Sclerotherapy is a well-proven procedure in use since the 1930’s used to eliminate varicose veins and spider veins with an injection of a solution (generally a salt solution) injected directly into the vein which irritates the lining of the blood vessel, causing it to swell and stick together, and the blood to clot.
Over time, the vessel turns into scar tissue that fades from view. Spider veins respond in three to six weeks and larger veins respond in three to four months. Veins will not reappear if they respond to the treatment, but new veins may appear at the same rate as before and they can be also treated with injections.
A good candidate for sclerotherapy is not pregnant or bedridden and if he/she had a blood clot in the past, eligibility will be decided on an individual basis and will depend on the overall health of the area needing treatment as well as the reason for the clot.
Also, veins that are potentially usable for future surgical bypass procedures (saphenous vein – a large vein in the leg) will generally not be considered for sclerotherapy, unless they are already deemed unusable.
Before the procedure, the patient must avoid certain medications (aspirin, ibuprofen, anti-inflammatory medications) but he/she will receive instructions from a doctor.
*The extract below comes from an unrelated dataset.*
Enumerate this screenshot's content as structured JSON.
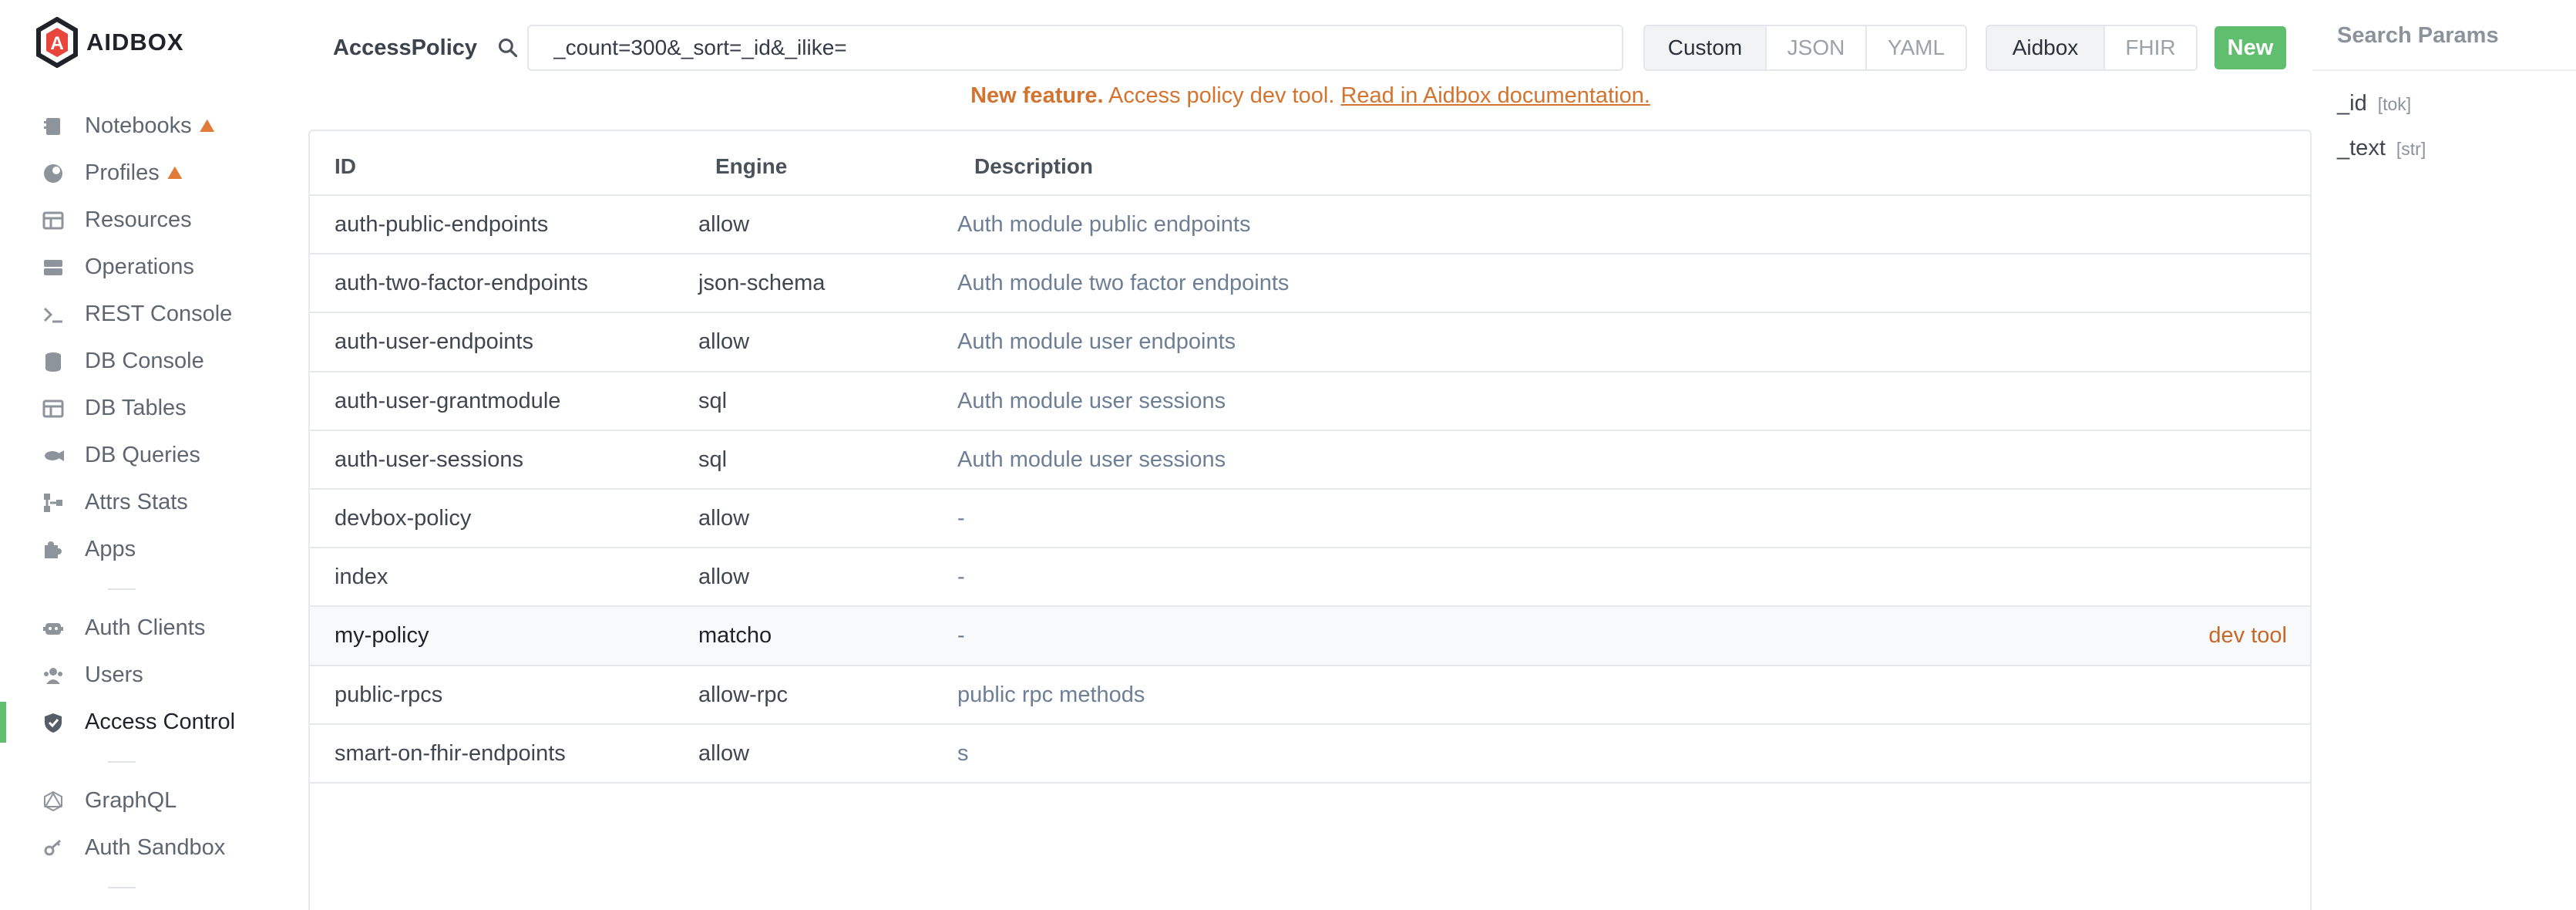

Also, no lotion should be applied to the legs before the procedure.
The procedure can be performed in the doctor's office by a dermatologist or a surgeon. During the procedure, the salt solution is injected through a very fine needle directly into the vein. The number of veins injected in one session depends on the size, location of the veins and general medical condition of the patient.
The patient can experience mild discomfort and cramping for one to two minutes, especially when larger veins are injected. The procedure itself takes approximately 15 to 30 minutes.
After the procedure, the patient can drive and resume his/her regular daily activities – walking is encouraged. The patient will be instructed to wear support hosiery to "compress" the treated vessels and for at least 48 hours to avoid aspirin, ibuprofen or other anti-inflammatory medications, hot baths and compress, whirlpools or saunas but showers are permitted but with cooler water than usual.
The patient can experience after sclerotherapy certain milder side effects, such as:
- Itching (one or two days after the procedure),
- Red areas at the injection site (disappear within a few days)
- Bruising around the injection side (disappear several days or weeks)
Also, these side effects can appear:
- Lumps and hardness of larger veins (several months to dissolve and fade),
- Brown lines or spots (disappear within three to six months),
- Neovascularization (the development of new, tiny blood vessels – they fade within three to twelve months)